Some college graduates go right from school to their first “professional” job.
Not Laura Muren – she’s taking a trip to Europe – by herself – for 5 1/2 weeks – carrying nothing more than a backpack and a curious sense of adventure.
Muren, a Wayne High School graduate, recently finished her degree in business administration at Wayne State College and found that she had some time to kill before she begins work this March as manager of a Target store in Des Moines, Iowa.
So, with two months between receiving her degree and starting her new career, she figured now would be a good time to do some traveling and see the world.

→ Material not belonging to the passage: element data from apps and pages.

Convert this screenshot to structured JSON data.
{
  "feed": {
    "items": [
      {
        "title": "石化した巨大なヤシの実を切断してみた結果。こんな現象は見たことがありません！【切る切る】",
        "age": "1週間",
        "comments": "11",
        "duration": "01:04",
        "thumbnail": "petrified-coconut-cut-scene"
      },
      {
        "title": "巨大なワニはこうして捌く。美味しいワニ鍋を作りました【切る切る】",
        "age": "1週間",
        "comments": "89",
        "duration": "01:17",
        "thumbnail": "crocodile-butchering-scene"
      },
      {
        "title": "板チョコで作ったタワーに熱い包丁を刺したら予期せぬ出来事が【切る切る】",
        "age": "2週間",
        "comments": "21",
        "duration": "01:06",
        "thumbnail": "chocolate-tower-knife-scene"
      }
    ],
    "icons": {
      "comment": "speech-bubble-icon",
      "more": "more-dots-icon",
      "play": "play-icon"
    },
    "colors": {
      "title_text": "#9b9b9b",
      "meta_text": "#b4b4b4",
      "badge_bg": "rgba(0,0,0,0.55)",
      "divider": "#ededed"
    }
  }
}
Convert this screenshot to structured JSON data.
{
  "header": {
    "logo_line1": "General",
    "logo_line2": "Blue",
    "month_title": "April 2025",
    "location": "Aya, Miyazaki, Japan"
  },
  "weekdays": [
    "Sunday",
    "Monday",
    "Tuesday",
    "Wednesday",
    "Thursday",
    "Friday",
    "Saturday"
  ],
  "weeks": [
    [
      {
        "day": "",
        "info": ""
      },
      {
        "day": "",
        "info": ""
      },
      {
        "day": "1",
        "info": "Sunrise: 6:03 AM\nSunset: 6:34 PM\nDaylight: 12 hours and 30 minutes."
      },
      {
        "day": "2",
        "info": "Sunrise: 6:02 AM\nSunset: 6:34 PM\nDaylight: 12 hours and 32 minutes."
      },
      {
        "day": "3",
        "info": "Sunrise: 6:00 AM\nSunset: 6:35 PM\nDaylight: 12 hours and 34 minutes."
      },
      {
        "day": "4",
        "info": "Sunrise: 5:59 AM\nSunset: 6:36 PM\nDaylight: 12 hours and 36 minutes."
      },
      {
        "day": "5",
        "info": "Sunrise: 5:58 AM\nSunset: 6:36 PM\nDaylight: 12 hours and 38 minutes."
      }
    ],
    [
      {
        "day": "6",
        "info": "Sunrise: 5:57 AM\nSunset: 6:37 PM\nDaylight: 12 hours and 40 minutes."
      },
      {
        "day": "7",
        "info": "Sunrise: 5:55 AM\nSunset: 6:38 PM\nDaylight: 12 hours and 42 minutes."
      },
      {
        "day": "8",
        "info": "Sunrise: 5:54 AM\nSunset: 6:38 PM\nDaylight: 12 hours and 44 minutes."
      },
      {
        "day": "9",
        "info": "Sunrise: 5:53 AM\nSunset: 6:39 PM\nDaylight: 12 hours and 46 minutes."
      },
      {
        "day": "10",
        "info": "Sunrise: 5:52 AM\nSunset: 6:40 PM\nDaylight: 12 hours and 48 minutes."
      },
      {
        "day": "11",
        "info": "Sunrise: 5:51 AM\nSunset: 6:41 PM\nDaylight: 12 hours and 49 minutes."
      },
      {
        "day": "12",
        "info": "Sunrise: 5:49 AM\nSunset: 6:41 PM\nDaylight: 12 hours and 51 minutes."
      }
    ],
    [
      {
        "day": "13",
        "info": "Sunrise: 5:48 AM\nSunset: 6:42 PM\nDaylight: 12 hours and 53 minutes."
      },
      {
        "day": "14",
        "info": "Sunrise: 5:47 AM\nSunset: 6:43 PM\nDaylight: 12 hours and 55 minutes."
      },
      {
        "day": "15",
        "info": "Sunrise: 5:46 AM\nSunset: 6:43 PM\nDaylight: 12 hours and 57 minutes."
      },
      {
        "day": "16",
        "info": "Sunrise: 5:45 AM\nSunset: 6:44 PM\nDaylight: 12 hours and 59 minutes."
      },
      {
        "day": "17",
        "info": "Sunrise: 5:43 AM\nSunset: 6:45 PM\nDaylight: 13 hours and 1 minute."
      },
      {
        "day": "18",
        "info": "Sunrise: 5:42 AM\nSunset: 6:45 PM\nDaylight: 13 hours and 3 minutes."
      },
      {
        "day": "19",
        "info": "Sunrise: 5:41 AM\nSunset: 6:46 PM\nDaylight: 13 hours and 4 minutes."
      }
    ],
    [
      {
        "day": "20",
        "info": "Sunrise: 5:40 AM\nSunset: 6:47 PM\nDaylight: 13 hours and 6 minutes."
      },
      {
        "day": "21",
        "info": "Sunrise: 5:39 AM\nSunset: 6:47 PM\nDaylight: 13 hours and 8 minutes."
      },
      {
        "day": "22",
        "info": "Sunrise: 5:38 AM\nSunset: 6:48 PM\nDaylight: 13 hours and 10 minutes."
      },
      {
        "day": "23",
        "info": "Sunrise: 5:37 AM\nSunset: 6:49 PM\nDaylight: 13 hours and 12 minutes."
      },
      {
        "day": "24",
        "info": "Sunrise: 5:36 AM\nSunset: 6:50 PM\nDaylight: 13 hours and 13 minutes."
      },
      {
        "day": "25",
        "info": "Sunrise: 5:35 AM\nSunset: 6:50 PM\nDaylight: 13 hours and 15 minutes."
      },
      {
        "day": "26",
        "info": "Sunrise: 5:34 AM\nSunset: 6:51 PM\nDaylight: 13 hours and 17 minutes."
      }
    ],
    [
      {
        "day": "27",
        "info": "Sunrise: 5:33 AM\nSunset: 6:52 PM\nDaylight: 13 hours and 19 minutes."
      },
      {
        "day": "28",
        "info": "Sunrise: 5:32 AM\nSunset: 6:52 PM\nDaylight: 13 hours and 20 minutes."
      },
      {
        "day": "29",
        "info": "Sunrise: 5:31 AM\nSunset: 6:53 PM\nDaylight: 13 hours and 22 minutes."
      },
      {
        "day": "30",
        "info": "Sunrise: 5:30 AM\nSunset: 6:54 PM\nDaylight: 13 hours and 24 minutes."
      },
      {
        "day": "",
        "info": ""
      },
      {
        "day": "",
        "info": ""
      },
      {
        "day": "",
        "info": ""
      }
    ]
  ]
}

“I did the travel abroad program at Wayne State College and went to Greece two years ago, and it was an amazing experience,” she said shortly before taking off on her journey. “I wanted to go back to Europe again and travel after graduation. I didn’t know where or with who, but I knew I wanted to do it.”
Muren saved up to pay for the trip, using quarters she would get from tips from her days working at The Max Bar & Grill in downtown Wayne. By the time she cashed in the quarters, she and a friend had to literally roll two large plastic jars into the bank to cash in $2,358 worth of quarters. (Doing the math, that amounts to 9,432 quarters, weighing almost 118 pounds.)
She did a ton of research to figure out her itinerary and found some low-cost air travel that will take her from Omaha to Chicago, then overseas to Kevlavik, Iceland before arriving at her final destination at Heathrow Airport in London, England.
The journey starts in England and will take her to about a dozen stops over the 38 days she will be in Europe, carrying only a backpack with a couple of changes of clothes and the basic necessities – including powder detergent to wash clothes by hand.
As she was figuring out her itinerary, she said she became overwhelmed when trying to list all the sites she wanted to see while she was there.
“I wanted to make a huge list of every place I wanted to see in every country, and I started with Brussels, Belgium, and my list there was two pages long,” she said. “I decided to just plan the trip and be spontaneous as far what I’m going to see. They have pamphlets in the airports and train stations, and the people I’ll stay with will be able to suggest some things as well.”
Muren will travel on the EuroRail and used the Airbnb website, which is a network of home owners who rent rooms or entire houses out to travelers, to line up her stays along the route.
“People rent out their homes for the weekend or will rent out a room, so I’ll be staying with some families and some different people, old and young,” she said.
While she’s on her journey, Muren will update the folks back home with a website she built called “My European Adventure” that she will update at each of her stops. She is staying at homes where wi-fi is available, which was more challenging to line up than it might be back home.
“I had to make sure every place I stay at has wi-fi so I can update the website,” she said. “It’s not as accessible in some countries as it is here, but every place I’m staying at has it so I’ll be able to do my website.”
She said she also plans on updating her social media accounts on Facebook, Twitter and Instagram so friends and family back home will be updated as well.
“I’ll blow up everybody’s news feeds with it,” she said, laughing.
Her trip will take her from London to Brussels, Amsterdam, Luxembourg, Zurich, Venice and the Austrian cities of Salsburg and Vienna. After that, she’ll visit Budapest, Prague and Berlin before flying to Kevlavik and then traveling to Reykjavik, Iceland before returning home.
While there are countless sites she will be able to visit, she’s also going to take in the culture and visit with the people in the countries she will visit.
“I’m going more for the culture,” she said. “I want to see how people treat each other, what they eat, how they dress. I think you can learn so much about other people and respect their cultures more by going there.”
Family and friends are worried about the 23-year-old traveling across Europe by herself, and while she said she’s thought about it, she believes she will be safe on her journey.
“It would be silly not to be a little anxious about being a young American girl traveling overseas, but I’ve been to Europe before so I know what to look out for and how to carry myself, so hopefully it’s not something I’ll need to worry about,” she said. “As long as you’re smart over there, you’ll be OK.”
When she returns home in mid-February, she hopes to bring back not only a lot of memories, but a better understanding of people whose lives are different from what she is used to back home.
“When I came back from Greece a couple of years ago, I felt different about people and understood and respected them more, and my sense of adventure grew as well,” she said. “I’ve always had the travel bug, and this is a chance to get some of that out of my system before I start my career and eventually settle down and get married and have a family.”
“This is something that’s outside of my comfort zone,” she added. “But that’s when you really grow and really learn about yourself and others, when you do something that’s outside your comfort zone. It’s kind of crazy that I’m doing it alone, but it’s something I’ve always had on my bucket list so I’m looking forward to it.”